Tuesday, December 01, 2009

Erich Fromm - Part 2

From The Socialist Standard January 1995 .

To Have or to Be

The title of this article is taken from the book of the same name by the psychologist , Erich Fromm. It is probably true to state that many Socialist Party members view psychology with some suspicion because of its tendency to see “abnormal” human behaviour in isolation; but Fromm is in no doubt that it is our sick society that leads to such behaviour , and not the reverse . Thus , his ideas are worthy of study by socialists .

Fromm commences To Have Or To Be by stating that the failure of capitalism , aside from its economic contradictions lies in its two main premises :

“The first is ‘that the aim of life is happiness , defined as the satisfaction of any desire or subjective need a person may feel ( radical hedonism )”; The second is ‘that egotism. Selfishness, and greed , as the system needs to generate them in order to function, leads to harmony and peace’ ”

With regard to the first premise , Fromm distinguishes between subjectively felt needs (desires) whose satisfaction leads to monetary pleasure , and objectively valid needs that are rooted in human nature , and whose realisation is conductive to human growth which produces “well-being”

Fromm notes the contradiction between the concept of unlimited pleasure and the ideal of disciplined work , and between obsessional work ethic and the ideal of complete laziness. “Both contradictory attitudes” , we are told , “correspond to an economic necessity ; twentieth-century capitalism is based on the maximum consumption of the goods and services as well on routinised teamwork”

Fromm sums up the first section by stating that “…[the] pursuit of happiness does not produce well-being”. We are a society of notoriously unhappy people lonely , anxious , depressed , destructive , dependent - people who are glad when we have killed the time we are trying so hard to save! "

The second psychological premise of capitalism , that the pursuit of individual egoism leads to harmony and peace , is equally rejected by Fromm .To be an egoist means:

“I want everything to myself, that possessing , not sharing , gives me pleasure; that I must become greedy because if my aim is having , I am more the more I have .
I can never be satisfied , because there is no end to my wishes : I must be envious of those who have more and afraid of those who have less.”

Fromm is in no doubt that the passion for having must lead to never - ending class war and , in global terms, international war. He states that “Greed and peace preclude each other” . He is also in no doubt that the development of an economic system as an autonomous entity , independent of human needs and human will , is a recent development . The question , therefore , is no longer “What is good for the system?” - and the assumption is that the latter is good for the former.

And this assumption is bolstered by the further assumption:

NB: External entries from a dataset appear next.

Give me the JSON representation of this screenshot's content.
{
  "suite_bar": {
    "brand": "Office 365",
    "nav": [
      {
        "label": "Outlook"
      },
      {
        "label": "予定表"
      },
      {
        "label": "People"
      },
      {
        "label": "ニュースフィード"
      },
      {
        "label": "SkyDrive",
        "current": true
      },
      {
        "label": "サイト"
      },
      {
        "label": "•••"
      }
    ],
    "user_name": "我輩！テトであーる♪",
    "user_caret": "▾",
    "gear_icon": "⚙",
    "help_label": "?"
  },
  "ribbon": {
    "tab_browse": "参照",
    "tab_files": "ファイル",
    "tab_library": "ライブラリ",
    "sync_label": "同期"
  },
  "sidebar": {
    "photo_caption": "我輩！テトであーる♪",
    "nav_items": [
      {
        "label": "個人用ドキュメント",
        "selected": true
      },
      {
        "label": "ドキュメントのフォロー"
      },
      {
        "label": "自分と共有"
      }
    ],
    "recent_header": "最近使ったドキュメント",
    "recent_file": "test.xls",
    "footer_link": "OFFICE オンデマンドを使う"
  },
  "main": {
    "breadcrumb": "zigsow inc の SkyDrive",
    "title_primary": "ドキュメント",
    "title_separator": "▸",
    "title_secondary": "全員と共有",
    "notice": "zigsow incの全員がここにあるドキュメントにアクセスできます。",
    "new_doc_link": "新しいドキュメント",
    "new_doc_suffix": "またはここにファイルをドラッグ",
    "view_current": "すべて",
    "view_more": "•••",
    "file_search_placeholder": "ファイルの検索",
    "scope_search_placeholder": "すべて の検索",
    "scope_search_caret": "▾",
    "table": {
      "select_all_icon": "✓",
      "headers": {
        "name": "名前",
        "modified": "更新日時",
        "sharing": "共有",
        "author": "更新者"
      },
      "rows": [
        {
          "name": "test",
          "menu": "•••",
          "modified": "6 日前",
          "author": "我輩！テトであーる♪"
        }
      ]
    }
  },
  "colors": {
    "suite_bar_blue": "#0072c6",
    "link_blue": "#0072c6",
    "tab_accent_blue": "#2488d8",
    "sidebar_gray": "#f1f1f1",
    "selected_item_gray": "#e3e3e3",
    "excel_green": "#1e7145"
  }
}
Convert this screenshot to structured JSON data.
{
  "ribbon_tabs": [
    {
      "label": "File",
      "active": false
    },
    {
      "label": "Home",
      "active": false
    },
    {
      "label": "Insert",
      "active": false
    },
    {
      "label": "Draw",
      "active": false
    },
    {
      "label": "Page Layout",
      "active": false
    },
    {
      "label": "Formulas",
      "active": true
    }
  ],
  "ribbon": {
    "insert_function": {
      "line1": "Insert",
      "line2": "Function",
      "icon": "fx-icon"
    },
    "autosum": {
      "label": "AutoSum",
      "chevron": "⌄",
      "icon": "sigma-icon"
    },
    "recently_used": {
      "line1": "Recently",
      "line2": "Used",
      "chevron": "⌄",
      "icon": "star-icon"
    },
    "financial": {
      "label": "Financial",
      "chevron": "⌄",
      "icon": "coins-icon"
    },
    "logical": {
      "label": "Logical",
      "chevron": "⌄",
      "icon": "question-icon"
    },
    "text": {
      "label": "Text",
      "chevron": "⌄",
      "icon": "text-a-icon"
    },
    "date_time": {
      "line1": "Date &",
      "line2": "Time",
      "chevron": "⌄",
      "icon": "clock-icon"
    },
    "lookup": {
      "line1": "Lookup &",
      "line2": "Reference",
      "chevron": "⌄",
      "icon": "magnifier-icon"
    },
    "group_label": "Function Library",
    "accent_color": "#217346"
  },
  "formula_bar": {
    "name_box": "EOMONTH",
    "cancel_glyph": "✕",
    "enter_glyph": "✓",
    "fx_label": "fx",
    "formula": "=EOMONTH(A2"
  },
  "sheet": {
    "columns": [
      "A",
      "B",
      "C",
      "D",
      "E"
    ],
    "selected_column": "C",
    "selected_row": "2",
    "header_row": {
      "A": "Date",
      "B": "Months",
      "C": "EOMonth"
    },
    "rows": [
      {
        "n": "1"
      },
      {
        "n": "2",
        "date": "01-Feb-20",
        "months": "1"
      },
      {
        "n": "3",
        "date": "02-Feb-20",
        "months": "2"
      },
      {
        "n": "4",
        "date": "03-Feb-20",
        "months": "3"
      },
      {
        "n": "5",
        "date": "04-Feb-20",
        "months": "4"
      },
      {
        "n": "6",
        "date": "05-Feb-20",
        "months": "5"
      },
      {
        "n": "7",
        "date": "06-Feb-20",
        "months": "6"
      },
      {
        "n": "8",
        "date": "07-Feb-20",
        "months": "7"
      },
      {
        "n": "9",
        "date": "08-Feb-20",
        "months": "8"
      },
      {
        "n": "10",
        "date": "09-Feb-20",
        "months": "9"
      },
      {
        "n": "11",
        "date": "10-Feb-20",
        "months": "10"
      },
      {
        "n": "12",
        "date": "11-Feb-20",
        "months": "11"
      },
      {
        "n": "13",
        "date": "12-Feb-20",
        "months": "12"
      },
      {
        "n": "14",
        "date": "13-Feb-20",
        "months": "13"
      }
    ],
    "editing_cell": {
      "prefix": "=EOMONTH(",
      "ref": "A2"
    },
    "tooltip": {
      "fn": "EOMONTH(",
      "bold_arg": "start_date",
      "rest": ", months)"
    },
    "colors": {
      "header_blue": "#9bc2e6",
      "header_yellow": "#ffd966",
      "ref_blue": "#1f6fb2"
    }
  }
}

“That the very qualities that the system required of human nature - egotism, selfishness and greed - were innate in human nature ; hence, not only the system but human nature itself fostered them”

Societies in which egotism , selfishness and greed did not exist , were supposed to be “primitive” and their inhabitants “childlike” . People refused to recognise that their traits were not natural drives that caused industrial society to exist , but that they were the products of social circumstances .

Fromm reinforces his assertion with the little-known , but surprising , fact that the majority of the world’s languages have no word for “to have” . Such languages express possession in the form “it is to me” , whilst others have only developed the construction “I have” at a much later date . “This fact”, argues Fromm, “suggests that the word for “to have” develops in connection with the development of private property , while it is absent in societies with predominantly functional property ; that is , possession for use” And “While private property is supposed to be natural and a universal category , it is in fact an exception rather than the rule if we consider the whole of human history”

Thus , for Fromm , the difference between “being” and “having” is between a society centred around persons and one centred around things such as property , profit and power . The distinction is between “I have knowledge” and “I know” - where “knowing” means to “see reality in all its nakedness”.

Fromm therefore concludes that the character traits engendered by or socio-economic system are pathogenic , and produce sick people and a sick society . Given that fact , we are headed for an economic catastrophe unless we change our social system . The physical survival of the human race depends on it .
Richard Layton

1 comment:

ajohnstone said...

" He who is morally impressed by power is never in a critical mood, and he is never a revolutionary character " - Erich Fromm